EXERCISE BRIEF: If a line in the entries contains the string "background", include that line in your answer.

RECORDS FOR THIS TASK:
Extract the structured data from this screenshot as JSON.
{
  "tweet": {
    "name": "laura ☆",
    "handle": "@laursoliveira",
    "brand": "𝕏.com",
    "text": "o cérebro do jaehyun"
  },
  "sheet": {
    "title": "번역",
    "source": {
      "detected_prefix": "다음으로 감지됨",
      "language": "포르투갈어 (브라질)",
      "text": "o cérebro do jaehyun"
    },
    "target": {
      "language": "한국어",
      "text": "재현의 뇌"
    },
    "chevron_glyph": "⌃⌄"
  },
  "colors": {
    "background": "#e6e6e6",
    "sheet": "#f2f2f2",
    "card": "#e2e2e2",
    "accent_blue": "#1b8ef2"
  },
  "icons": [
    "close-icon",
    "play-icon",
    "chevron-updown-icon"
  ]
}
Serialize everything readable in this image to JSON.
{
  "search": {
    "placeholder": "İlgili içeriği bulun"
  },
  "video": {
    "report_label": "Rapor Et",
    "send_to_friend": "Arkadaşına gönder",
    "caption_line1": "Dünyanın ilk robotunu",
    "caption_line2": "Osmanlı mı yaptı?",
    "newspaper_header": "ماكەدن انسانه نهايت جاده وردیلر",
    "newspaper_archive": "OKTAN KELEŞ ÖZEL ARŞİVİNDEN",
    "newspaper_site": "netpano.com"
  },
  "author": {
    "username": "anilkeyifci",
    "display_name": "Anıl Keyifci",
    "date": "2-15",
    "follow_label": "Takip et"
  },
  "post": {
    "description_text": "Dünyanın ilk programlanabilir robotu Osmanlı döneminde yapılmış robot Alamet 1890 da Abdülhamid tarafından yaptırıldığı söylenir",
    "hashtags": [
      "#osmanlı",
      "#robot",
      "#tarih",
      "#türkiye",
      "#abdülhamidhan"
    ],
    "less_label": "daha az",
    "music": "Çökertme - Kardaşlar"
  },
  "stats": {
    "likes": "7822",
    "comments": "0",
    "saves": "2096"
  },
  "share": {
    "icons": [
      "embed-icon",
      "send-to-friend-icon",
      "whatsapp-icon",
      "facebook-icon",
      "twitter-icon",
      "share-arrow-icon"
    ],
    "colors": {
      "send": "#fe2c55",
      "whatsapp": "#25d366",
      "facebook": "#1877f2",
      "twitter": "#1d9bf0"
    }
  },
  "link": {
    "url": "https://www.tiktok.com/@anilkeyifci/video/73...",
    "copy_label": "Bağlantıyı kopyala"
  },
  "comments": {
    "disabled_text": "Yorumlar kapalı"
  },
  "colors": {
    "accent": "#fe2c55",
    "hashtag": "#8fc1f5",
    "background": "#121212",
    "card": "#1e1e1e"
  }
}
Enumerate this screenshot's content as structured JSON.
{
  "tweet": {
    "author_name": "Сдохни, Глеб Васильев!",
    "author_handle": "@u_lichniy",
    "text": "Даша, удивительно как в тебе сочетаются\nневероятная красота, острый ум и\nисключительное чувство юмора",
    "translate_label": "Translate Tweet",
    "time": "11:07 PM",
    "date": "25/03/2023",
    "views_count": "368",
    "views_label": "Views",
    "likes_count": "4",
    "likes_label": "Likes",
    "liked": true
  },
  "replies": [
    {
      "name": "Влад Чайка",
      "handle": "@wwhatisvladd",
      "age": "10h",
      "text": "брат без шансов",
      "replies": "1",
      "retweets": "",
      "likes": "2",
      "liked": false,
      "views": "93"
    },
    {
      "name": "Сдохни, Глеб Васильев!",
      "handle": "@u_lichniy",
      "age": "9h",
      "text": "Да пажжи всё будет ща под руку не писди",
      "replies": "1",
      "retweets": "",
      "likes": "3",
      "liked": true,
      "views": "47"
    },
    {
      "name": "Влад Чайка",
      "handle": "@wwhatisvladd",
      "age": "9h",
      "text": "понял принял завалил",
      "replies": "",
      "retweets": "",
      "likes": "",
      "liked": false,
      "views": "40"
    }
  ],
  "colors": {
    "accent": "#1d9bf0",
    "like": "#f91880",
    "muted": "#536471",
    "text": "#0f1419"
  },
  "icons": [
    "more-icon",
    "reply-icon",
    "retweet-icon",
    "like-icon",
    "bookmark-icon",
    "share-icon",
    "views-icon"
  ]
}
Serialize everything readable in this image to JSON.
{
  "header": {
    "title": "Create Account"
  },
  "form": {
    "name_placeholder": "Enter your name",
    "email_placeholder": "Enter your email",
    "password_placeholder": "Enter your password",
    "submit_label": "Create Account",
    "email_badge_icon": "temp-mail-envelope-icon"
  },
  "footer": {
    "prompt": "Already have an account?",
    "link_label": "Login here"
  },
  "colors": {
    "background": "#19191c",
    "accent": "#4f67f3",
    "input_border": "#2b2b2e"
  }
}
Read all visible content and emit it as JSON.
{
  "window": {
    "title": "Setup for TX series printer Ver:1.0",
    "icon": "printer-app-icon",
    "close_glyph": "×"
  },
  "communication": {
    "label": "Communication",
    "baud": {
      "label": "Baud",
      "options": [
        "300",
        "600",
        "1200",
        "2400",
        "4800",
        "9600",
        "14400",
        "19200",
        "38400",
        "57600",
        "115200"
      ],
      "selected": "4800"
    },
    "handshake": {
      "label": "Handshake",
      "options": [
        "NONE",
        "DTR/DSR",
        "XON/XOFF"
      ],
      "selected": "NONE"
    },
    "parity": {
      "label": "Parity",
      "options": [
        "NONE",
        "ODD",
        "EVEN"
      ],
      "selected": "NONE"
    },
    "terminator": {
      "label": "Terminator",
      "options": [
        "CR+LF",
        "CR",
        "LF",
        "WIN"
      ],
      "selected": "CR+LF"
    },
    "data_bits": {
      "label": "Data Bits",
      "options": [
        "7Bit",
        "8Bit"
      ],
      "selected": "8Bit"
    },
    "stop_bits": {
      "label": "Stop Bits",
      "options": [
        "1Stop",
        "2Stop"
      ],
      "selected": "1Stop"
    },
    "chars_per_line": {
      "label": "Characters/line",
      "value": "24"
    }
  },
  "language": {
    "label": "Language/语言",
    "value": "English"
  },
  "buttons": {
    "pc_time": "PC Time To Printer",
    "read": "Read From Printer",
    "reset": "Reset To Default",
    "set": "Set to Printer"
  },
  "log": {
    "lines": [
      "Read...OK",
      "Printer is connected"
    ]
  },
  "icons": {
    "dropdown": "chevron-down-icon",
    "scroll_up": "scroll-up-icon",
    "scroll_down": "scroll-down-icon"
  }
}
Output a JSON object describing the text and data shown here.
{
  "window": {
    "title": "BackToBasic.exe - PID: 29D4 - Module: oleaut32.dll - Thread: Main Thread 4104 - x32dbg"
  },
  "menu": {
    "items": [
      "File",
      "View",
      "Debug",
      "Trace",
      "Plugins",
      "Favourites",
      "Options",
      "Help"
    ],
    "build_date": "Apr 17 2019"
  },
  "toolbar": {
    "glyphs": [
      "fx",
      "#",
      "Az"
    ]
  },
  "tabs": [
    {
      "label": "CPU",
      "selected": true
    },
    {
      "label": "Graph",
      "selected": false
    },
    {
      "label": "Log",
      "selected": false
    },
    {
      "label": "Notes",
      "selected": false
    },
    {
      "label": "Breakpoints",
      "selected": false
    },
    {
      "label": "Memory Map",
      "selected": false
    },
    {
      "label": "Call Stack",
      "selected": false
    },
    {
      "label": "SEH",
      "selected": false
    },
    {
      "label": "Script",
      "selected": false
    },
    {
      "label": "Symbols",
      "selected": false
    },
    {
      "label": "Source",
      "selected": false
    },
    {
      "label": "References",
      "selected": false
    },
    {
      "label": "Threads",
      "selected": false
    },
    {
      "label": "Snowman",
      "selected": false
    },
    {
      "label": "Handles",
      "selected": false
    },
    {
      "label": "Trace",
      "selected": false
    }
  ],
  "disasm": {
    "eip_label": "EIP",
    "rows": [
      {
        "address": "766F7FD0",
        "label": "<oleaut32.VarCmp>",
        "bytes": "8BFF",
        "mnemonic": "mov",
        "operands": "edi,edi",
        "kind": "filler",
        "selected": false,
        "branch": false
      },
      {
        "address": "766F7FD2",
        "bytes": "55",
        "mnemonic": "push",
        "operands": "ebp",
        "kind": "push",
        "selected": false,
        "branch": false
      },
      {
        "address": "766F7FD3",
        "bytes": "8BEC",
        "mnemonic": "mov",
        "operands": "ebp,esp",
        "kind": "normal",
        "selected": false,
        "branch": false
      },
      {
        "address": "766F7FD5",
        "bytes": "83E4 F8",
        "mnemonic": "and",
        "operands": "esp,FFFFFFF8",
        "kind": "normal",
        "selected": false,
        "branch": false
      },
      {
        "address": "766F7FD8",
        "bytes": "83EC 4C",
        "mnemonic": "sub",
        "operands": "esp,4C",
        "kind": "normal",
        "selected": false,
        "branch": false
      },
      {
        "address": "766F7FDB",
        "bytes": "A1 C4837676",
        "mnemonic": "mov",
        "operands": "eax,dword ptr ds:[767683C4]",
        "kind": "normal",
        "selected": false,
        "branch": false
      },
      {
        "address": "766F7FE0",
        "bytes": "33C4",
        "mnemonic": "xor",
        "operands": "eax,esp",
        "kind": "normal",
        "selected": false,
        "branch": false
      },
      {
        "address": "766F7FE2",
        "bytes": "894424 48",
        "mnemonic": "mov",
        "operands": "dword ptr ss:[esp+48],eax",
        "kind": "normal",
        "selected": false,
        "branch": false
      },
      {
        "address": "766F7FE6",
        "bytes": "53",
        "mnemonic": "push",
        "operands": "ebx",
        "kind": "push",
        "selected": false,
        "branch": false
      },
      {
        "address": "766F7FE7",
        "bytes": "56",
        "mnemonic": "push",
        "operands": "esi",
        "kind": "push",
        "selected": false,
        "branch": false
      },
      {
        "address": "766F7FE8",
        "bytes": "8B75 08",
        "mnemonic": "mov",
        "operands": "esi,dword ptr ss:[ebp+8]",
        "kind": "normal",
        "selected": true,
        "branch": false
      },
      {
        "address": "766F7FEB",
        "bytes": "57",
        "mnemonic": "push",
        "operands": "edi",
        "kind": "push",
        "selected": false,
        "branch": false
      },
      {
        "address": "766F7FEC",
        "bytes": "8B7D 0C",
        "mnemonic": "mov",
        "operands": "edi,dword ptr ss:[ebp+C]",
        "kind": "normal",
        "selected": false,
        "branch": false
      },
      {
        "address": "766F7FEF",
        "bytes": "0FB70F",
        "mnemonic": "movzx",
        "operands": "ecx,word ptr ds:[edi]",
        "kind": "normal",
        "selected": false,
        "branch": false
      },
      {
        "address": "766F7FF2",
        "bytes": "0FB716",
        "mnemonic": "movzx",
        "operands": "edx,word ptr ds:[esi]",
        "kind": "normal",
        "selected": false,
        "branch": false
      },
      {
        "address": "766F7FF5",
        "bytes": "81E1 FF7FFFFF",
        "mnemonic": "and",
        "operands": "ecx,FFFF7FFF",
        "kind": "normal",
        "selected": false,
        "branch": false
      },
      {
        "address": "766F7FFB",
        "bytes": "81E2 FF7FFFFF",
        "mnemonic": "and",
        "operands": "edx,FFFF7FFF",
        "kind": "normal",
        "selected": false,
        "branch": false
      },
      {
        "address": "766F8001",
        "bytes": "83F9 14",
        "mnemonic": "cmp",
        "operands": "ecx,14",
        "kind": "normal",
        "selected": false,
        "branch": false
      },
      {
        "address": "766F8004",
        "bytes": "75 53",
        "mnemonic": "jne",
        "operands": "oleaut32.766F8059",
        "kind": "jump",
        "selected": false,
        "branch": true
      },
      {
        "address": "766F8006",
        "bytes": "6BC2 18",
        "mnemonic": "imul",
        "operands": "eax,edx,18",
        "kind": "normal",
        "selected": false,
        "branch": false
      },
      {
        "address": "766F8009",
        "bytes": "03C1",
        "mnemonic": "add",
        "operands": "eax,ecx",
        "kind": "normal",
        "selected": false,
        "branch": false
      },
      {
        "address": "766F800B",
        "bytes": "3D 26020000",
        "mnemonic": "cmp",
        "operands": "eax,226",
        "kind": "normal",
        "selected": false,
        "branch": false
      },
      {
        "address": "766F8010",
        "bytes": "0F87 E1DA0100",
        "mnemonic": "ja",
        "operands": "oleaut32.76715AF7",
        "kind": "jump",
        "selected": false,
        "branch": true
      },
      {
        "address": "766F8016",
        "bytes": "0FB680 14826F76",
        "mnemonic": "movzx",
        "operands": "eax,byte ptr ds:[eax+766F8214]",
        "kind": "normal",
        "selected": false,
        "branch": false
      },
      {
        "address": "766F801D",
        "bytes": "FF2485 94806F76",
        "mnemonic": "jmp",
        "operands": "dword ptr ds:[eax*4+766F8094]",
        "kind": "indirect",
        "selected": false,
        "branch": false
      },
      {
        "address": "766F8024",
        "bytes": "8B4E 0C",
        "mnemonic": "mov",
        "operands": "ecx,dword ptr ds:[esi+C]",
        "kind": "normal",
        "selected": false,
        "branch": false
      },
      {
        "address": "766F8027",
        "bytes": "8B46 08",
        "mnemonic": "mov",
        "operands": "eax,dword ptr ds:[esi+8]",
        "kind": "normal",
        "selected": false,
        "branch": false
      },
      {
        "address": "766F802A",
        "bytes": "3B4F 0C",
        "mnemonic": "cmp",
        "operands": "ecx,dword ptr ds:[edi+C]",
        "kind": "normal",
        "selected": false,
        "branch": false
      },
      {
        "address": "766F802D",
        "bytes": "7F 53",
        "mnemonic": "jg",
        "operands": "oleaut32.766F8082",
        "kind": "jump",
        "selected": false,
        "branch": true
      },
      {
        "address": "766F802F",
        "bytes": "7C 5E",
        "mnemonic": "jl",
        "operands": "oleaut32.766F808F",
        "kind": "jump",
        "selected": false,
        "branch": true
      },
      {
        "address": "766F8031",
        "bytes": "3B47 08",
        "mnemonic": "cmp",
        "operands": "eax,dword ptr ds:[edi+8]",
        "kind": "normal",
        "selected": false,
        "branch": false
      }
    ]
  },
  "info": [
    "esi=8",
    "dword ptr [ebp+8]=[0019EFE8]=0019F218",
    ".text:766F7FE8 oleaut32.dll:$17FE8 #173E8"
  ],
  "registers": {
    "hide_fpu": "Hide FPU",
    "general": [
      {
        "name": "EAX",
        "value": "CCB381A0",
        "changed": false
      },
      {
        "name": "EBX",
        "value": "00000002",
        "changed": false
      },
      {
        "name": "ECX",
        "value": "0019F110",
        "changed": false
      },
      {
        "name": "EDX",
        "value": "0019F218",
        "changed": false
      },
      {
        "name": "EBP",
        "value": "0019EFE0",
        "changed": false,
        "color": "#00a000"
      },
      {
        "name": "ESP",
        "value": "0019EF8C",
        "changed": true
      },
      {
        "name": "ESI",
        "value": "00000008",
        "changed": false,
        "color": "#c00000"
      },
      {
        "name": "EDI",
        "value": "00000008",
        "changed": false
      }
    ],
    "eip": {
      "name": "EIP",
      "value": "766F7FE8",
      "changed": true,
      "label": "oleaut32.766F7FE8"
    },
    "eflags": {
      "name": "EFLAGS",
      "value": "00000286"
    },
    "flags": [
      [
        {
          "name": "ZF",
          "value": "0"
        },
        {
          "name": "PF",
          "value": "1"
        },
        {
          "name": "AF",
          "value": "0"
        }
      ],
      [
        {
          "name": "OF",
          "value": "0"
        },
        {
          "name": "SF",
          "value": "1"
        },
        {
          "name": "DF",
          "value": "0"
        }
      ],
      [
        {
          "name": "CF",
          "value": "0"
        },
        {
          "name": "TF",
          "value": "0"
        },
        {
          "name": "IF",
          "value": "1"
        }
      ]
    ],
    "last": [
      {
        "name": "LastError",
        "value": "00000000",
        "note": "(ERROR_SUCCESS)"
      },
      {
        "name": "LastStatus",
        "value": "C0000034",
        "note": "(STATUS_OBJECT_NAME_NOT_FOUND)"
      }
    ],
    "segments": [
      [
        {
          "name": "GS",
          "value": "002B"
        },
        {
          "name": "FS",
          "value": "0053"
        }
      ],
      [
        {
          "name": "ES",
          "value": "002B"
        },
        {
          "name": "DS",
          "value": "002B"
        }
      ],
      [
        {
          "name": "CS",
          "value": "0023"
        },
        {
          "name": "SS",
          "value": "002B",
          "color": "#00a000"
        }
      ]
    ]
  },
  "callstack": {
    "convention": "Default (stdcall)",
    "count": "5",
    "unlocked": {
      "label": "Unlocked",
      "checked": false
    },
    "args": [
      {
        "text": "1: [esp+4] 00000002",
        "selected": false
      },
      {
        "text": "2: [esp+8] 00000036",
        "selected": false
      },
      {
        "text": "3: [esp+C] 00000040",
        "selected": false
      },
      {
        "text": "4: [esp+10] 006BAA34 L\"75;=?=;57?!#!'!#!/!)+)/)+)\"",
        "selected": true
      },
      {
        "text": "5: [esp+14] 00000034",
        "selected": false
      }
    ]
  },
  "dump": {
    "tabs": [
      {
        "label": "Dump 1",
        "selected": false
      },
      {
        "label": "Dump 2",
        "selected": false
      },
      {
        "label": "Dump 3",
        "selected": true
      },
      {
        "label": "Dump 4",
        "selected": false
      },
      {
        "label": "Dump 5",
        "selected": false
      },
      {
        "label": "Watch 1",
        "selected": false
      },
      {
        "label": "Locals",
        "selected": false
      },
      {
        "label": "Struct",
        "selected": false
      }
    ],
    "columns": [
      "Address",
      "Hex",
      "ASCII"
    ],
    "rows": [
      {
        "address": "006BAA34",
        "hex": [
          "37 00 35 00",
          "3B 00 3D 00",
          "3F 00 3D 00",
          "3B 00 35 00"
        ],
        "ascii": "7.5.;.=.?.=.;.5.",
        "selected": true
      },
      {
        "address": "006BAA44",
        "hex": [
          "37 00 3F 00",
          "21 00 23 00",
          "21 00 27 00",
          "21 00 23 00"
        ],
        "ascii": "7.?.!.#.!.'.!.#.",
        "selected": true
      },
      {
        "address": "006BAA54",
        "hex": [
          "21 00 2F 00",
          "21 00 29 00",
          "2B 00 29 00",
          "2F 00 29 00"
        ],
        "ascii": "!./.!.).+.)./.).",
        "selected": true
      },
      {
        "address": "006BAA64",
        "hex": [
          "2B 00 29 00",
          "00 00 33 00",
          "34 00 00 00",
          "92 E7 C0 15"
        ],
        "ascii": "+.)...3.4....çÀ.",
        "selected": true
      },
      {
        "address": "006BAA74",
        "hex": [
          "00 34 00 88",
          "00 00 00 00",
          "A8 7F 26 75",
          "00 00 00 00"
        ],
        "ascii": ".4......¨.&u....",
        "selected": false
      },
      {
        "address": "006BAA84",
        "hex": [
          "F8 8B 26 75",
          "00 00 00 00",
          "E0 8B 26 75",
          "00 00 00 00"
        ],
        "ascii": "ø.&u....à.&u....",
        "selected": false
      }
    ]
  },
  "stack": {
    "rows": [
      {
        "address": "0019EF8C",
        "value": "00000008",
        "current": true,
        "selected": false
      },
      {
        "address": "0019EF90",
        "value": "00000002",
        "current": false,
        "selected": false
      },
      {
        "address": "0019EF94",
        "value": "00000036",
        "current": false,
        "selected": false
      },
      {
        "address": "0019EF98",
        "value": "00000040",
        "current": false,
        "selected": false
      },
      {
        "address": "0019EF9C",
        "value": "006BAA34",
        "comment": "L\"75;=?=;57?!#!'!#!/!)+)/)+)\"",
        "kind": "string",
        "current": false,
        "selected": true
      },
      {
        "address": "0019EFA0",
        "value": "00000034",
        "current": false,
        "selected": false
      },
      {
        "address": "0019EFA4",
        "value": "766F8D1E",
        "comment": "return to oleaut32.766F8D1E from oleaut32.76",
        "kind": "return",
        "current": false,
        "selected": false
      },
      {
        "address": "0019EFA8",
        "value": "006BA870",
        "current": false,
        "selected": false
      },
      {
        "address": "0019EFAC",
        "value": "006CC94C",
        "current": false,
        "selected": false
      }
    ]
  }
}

ANSWER SECTION:
    "background": "#e6e6e6",
    "background": "#121212",
    "background": "#19191c",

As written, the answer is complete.